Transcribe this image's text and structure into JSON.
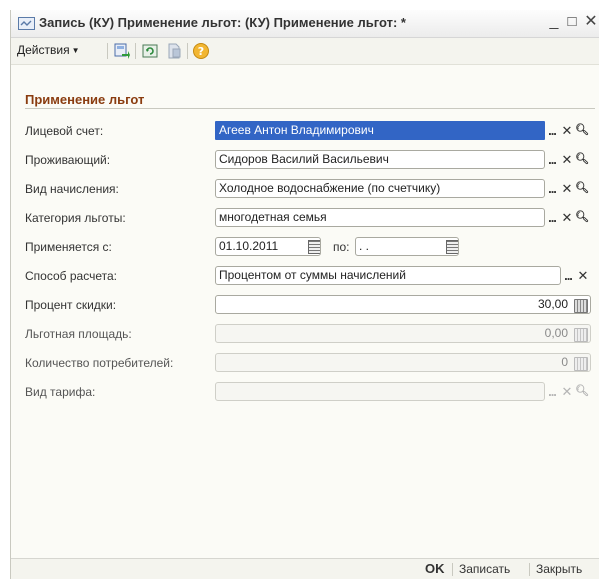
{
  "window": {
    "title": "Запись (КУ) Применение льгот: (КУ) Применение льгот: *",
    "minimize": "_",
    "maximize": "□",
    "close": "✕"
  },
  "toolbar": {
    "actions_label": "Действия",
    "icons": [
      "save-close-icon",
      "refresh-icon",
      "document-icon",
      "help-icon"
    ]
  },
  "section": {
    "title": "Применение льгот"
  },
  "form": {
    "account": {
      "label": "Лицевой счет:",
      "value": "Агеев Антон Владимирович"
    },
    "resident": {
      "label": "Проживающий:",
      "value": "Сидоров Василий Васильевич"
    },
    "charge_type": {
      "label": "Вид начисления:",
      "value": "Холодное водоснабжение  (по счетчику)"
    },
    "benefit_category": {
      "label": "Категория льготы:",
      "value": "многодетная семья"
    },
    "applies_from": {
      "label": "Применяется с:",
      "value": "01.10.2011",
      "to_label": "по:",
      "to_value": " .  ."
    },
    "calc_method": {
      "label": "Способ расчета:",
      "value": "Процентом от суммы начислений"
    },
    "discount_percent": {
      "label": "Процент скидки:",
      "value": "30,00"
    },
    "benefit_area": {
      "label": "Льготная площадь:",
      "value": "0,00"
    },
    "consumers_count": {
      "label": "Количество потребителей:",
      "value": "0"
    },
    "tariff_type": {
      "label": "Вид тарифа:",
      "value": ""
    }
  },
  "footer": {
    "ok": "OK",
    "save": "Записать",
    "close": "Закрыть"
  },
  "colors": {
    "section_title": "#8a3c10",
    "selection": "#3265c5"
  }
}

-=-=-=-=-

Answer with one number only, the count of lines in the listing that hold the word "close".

3